• YOUR TASK
Some lines in the listing below may include the string "percent". How many are there? Give only the number.

----

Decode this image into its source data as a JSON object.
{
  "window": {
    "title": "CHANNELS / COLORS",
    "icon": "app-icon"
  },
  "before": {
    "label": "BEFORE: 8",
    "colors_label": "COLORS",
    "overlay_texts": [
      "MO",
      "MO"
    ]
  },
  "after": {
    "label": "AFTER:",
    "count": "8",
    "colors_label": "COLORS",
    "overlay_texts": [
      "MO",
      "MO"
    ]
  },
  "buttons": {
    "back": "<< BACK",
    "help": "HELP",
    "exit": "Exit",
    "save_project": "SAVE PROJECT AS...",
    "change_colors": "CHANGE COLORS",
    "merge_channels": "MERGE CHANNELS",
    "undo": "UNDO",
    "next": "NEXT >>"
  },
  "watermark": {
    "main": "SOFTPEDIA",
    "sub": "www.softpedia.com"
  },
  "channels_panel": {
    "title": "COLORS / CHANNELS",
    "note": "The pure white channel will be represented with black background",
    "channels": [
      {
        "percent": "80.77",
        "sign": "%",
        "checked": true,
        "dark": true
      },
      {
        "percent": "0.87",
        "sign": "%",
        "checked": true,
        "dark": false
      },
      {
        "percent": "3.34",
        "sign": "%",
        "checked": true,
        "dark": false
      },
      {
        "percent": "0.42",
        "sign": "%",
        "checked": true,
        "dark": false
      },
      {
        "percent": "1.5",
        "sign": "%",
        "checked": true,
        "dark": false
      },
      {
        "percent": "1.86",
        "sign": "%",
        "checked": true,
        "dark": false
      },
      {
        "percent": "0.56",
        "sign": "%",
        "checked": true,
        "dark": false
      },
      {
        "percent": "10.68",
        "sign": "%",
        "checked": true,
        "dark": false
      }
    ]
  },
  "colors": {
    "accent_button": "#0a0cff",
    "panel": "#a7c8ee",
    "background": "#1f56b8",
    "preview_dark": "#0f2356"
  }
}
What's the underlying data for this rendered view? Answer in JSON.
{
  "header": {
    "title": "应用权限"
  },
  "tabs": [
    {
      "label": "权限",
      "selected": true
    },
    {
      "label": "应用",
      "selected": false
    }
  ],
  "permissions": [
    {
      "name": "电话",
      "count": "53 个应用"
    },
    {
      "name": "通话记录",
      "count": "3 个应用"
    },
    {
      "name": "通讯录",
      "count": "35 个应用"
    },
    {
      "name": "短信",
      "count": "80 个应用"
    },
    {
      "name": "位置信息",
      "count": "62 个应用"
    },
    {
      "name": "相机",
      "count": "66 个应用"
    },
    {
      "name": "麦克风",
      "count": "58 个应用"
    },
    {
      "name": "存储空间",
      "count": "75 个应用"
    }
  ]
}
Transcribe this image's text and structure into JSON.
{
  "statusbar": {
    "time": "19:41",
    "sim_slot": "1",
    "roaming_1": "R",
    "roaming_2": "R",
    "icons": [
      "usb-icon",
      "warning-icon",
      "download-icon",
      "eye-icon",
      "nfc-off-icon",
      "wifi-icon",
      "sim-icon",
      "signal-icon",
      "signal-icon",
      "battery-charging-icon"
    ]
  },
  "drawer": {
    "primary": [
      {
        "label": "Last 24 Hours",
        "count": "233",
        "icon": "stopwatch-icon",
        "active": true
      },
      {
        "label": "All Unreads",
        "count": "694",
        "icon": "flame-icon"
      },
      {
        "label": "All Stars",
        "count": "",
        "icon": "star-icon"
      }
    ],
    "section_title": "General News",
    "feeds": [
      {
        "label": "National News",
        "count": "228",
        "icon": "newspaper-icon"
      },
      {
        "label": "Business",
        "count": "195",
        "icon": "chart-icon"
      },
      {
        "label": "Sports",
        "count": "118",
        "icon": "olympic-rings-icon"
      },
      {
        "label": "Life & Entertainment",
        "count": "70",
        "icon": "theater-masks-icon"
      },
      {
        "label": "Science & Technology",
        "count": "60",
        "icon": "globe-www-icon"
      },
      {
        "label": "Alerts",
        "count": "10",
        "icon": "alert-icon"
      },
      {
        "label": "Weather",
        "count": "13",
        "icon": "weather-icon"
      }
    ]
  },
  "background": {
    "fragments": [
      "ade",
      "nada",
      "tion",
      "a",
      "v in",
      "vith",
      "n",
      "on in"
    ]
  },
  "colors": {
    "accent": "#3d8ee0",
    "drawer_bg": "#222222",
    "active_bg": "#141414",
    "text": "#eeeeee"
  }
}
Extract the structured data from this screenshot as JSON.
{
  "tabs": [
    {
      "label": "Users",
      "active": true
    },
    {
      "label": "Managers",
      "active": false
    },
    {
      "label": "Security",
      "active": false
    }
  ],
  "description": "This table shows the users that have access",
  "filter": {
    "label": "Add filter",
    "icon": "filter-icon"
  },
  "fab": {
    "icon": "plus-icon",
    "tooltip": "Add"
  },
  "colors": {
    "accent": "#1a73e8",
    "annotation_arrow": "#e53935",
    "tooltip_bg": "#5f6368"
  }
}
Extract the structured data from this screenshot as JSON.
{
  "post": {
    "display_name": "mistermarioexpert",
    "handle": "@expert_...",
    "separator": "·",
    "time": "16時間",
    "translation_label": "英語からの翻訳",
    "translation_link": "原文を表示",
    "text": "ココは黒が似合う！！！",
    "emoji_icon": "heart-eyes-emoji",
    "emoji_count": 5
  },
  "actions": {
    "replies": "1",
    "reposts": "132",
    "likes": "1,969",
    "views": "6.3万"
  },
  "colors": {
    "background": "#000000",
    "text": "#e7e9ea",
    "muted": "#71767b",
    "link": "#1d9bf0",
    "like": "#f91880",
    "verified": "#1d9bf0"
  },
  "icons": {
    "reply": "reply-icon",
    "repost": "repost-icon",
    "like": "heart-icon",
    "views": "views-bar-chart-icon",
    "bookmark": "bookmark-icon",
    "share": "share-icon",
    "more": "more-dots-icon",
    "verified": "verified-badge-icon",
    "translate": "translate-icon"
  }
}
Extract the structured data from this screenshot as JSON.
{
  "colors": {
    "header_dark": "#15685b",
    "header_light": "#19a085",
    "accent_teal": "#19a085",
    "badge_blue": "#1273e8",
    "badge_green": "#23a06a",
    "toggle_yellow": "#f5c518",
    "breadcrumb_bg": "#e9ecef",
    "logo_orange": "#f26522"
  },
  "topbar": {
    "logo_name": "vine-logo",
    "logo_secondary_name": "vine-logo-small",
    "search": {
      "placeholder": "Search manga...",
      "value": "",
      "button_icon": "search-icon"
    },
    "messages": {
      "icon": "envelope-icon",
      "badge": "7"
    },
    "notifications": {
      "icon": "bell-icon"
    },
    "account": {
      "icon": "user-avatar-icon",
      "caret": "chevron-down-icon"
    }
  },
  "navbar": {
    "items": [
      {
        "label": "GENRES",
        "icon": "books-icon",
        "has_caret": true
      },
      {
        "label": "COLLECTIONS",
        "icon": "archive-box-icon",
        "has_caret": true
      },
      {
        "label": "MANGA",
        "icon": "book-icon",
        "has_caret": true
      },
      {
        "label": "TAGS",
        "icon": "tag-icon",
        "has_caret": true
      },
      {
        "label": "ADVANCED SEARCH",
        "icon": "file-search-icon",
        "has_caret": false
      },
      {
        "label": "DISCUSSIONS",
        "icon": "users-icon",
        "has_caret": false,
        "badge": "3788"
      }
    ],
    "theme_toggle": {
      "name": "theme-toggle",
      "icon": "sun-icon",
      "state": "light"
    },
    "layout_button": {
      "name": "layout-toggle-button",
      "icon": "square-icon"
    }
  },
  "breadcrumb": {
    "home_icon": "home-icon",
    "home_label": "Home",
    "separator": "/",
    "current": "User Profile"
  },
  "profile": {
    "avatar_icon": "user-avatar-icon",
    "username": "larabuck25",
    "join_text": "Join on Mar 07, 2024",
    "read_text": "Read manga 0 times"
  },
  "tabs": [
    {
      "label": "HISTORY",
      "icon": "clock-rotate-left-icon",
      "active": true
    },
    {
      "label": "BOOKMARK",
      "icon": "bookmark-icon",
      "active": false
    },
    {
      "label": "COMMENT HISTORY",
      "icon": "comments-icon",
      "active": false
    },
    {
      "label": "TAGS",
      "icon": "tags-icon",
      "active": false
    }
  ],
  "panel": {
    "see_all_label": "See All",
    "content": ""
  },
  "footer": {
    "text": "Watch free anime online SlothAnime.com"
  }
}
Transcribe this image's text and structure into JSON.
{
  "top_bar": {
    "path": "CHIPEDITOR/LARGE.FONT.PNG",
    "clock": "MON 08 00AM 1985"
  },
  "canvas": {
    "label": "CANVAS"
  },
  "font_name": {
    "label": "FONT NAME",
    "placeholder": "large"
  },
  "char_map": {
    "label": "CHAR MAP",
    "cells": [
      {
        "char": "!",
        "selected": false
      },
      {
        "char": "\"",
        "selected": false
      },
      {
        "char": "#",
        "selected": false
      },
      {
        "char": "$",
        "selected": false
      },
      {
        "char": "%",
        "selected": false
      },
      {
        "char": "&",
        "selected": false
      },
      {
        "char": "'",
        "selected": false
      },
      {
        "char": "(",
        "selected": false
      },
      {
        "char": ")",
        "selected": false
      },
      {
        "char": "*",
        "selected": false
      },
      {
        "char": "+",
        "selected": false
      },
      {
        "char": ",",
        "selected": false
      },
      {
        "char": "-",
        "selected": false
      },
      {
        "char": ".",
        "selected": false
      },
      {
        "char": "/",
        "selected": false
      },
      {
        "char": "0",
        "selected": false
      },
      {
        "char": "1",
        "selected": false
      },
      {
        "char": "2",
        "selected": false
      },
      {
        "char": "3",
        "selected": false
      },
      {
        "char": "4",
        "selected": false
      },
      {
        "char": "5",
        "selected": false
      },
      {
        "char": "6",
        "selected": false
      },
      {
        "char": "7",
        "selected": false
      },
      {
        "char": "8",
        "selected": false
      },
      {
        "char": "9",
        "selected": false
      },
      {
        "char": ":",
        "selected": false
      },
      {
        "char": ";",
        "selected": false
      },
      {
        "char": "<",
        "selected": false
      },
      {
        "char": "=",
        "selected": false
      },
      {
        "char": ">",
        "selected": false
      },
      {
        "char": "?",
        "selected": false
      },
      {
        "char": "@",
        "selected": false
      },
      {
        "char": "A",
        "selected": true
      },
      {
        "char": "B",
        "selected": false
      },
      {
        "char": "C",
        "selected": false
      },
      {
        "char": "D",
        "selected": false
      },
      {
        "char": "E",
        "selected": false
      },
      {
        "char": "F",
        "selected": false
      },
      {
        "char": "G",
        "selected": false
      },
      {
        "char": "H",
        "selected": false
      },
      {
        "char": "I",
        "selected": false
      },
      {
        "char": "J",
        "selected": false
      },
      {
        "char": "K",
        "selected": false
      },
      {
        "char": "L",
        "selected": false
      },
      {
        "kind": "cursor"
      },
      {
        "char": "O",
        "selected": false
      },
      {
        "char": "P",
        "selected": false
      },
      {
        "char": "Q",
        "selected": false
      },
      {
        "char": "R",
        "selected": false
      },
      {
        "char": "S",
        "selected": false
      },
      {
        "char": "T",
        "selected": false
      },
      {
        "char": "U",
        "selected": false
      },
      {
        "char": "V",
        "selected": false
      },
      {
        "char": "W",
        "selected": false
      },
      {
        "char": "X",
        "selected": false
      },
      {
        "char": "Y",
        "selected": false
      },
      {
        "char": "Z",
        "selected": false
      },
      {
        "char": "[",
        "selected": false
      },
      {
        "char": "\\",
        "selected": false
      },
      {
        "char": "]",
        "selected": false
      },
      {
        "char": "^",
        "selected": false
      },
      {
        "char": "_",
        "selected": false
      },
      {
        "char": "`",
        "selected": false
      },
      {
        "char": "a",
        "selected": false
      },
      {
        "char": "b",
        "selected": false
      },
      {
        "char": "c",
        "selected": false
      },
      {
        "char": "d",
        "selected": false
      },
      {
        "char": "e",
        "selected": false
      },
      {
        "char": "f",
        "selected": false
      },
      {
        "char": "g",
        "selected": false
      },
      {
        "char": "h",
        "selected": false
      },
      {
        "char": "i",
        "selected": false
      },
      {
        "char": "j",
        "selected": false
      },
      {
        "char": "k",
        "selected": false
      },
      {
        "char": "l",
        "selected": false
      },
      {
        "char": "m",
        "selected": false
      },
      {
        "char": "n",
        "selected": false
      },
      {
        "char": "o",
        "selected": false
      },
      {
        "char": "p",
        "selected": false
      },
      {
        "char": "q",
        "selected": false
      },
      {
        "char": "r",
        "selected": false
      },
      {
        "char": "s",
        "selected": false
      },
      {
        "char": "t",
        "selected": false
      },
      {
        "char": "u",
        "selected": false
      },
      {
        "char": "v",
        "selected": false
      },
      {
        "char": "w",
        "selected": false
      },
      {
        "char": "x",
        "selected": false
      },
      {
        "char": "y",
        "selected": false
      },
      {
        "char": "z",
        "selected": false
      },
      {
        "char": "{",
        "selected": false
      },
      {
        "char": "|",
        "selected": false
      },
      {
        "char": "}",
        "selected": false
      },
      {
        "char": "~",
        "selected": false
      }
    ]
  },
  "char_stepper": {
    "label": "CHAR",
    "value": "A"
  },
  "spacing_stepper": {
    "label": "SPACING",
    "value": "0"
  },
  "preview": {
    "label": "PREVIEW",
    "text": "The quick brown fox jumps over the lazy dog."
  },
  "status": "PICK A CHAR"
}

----

• FINISHED TASK
8